The religious cleansing against Christians is intensifying in Nigeria, where Christians
have been told they have until Friday
to leave the country or face attacks by Islamic extremists. As I wrote recently in the Daily Telegraph, this is a trend sweeping the Middle East.
Thousands are fleeing Iraq and Egypt, but Nigeria is the scene of the most ferocious attacks. Its government condemns the attacks, but seems unable to respond to the Boko Haram menace. This from
the National Review:
‘Catholic archbishop John Onaiyekan, of Abuja, Nigeria’s capital city, appealed for help. “It’s a national tragedy. We are all unsecured. It’s not only Catholic.
Today it’s us. Tomorrow we don’t know who it will be,” he said. Nigeria’s Catholic bishops report that some 200 individuals, mostly Catholic worshippers, were killed in
the coordinated Christmas bombings…

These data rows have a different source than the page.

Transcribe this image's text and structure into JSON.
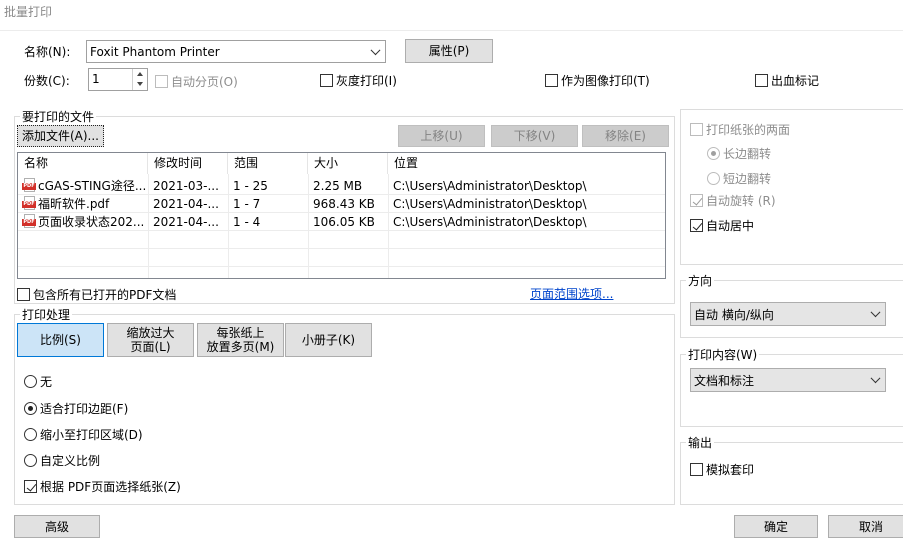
{
  "window": {
    "title": "批量打印"
  },
  "printer": {
    "name_label": "名称(N):",
    "name_value": "Foxit Phantom Printer",
    "properties_button": "属性(P)",
    "copies_label": "份数(C):",
    "copies_value": "1",
    "collate_label": "自动分页(O)",
    "grayscale_label": "灰度打印(I)",
    "as_image_label": "作为图像打印(T)",
    "bleed_label": "出血标记"
  },
  "files": {
    "group_title": "要打印的文件",
    "add_button": "添加文件(A)...",
    "move_up_button": "上移(U)",
    "move_down_button": "下移(V)",
    "remove_button": "移除(E)",
    "columns": [
      "名称",
      "修改时间",
      "范围",
      "大小",
      "位置"
    ],
    "rows": [
      {
        "name": "cGAS-STING途径...",
        "modified": "2021-03-...",
        "range": "1 - 25",
        "size": "2.25 MB",
        "location": "C:\\Users\\Administrator\\Desktop\\"
      },
      {
        "name": "福昕软件.pdf",
        "modified": "2021-04-...",
        "range": "1 - 7",
        "size": "968.43 KB",
        "location": "C:\\Users\\Administrator\\Desktop\\"
      },
      {
        "name": "页面收录状态202...",
        "modified": "2021-04-...",
        "range": "1 - 4",
        "size": "106.05 KB",
        "location": "C:\\Users\\Administrator\\Desktop\\"
      }
    ],
    "include_open_label": "包含所有已打开的PDF文档",
    "page_range_link": "页面范围选项..."
  },
  "print_handling": {
    "group_title": "打印处理",
    "tab_scale": "比例(S)",
    "tab_fit_line1": "缩放过大",
    "tab_fit_line2": "页面(L)",
    "tab_multi_line1": "每张纸上",
    "tab_multi_line2": "放置多页(M)",
    "tab_booklet": "小册子(K)",
    "opt_none": "无",
    "opt_fit_margins": "适合打印边距(F)",
    "opt_shrink": "缩小至打印区域(D)",
    "opt_custom": "自定义比例",
    "choose_paper_label": "根据 PDF页面选择纸张(Z)"
  },
  "duplex": {
    "both_sides_label": "打印纸张的两面",
    "long_edge_label": "长边翻转",
    "short_edge_label": "短边翻转",
    "auto_rotate_label": "自动旋转 (R)",
    "auto_center_label": "自动居中"
  },
  "orientation": {
    "group_title": "方向",
    "value": "自动 横向/纵向"
  },
  "content": {
    "group_title": "打印内容(W)",
    "value": "文档和标注"
  },
  "output": {
    "group_title": "输出",
    "simulate_overprint_label": "模拟套印"
  },
  "footer": {
    "advanced_button": "高级",
    "ok_button": "确定",
    "cancel_button": "取消"
  }
}
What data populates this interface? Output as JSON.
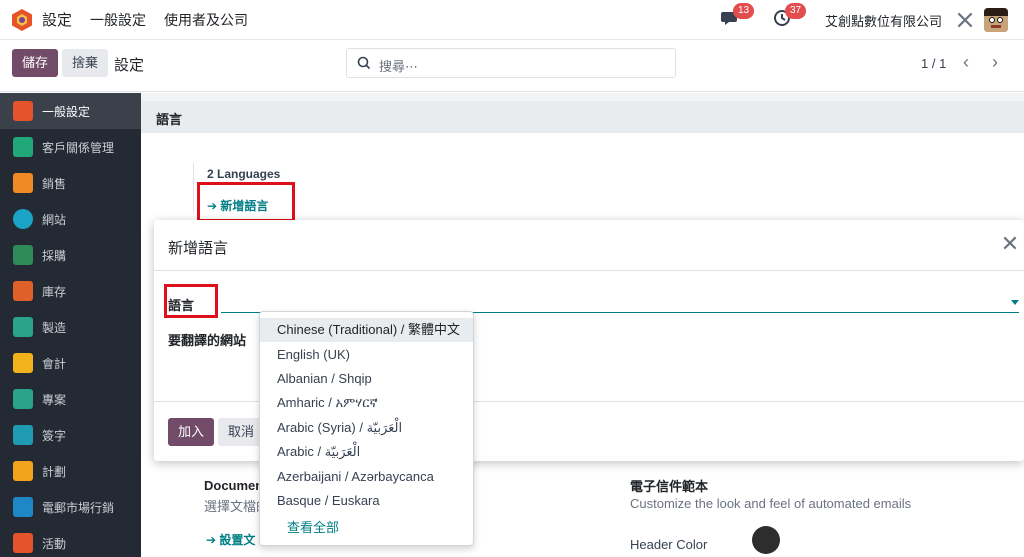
{
  "topbar": {
    "app_title": "設定",
    "menu": [
      "一般設定",
      "使用者及公司"
    ],
    "messages_count": "13",
    "activities_count": "37",
    "company": "艾創點數位有限公司"
  },
  "control": {
    "save_label": "儲存",
    "discard_label": "捨棄",
    "title": "設定",
    "search_placeholder": "搜尋⋯",
    "pager": "1 / 1"
  },
  "sidebar": {
    "items": [
      {
        "label": "一般設定",
        "color": "#e5532d"
      },
      {
        "label": "客戶關係管理",
        "color": "#20a87a"
      },
      {
        "label": "銷售",
        "color": "#f08a24"
      },
      {
        "label": "網站",
        "color": "#1ba3c6"
      },
      {
        "label": "採購",
        "color": "#2e8b57"
      },
      {
        "label": "庫存",
        "color": "#e0602a"
      },
      {
        "label": "製造",
        "color": "#2aa38a"
      },
      {
        "label": "會計",
        "color": "#f2b21b"
      },
      {
        "label": "專案",
        "color": "#2aa38a"
      },
      {
        "label": "簽字",
        "color": "#1e9bb3"
      },
      {
        "label": "計劃",
        "color": "#f2a31b"
      },
      {
        "label": "電郵市場行銷",
        "color": "#1e88c7"
      },
      {
        "label": "活動",
        "color": "#e5532d"
      }
    ]
  },
  "main": {
    "section_title": "語言",
    "lang_count": "2 Languages",
    "add_lang_link": "➔ 新增語言",
    "bottom_left_title": "Documen",
    "bottom_left_sub": "選擇文檔的",
    "bottom_left_link": "➔ 設置文",
    "bottom_right_title": "電子信件範本",
    "bottom_right_sub": "Customize the look and feel of automated emails",
    "header_color_label": "Header Color"
  },
  "modal": {
    "title": "新增語言",
    "field_language": "語言",
    "field_websites": "要翻譯的網站",
    "add_label": "加入",
    "cancel_label": "取消"
  },
  "dropdown": {
    "options": [
      "Chinese (Traditional) / 繁體中文",
      "English (UK)",
      "Albanian / Shqip",
      "Amharic / አምሃርኛ",
      "Arabic (Syria) / الْعَرَبيّة",
      "Arabic / الْعَرَبيّة",
      "Azerbaijani / Azərbaycanca",
      "Basque / Euskara"
    ],
    "view_all": "查看全部"
  },
  "colors": {
    "brand": "#714b67",
    "accent": "#017e84",
    "highlight": "#e0101a"
  }
}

…Archbishop Ade Job, president of the Episcopal Conference of Nigeria, issued a desperate plea: “Members of the Boko Haram sect have claimed responsibility for this shameful
crime against God and humanity. We use this opportunity to call on our peace-loving Muslims, especially their leaders from the political, economic, social, and religious spectrums, not only to
publicly denounce these acts, but for their own good and good of Nigeria… to do everything positive to end this movement… It is apparent that, if we depend only on our available active
security agents, we shall not make much progress. I therefore call on Mr. President to recall the retired experts in criminology and employ foreign experts in this field to assist the active
security agents to put an immediate end to [the] Boko Haram menace.”’
As I blogged last week, the Foreign Office has been reprehensibly slow to
respond to the new threat of religious cleansing. It should not be slow to offer whatever help and assistance the Nigerian government may need to stop this evil in its tracks.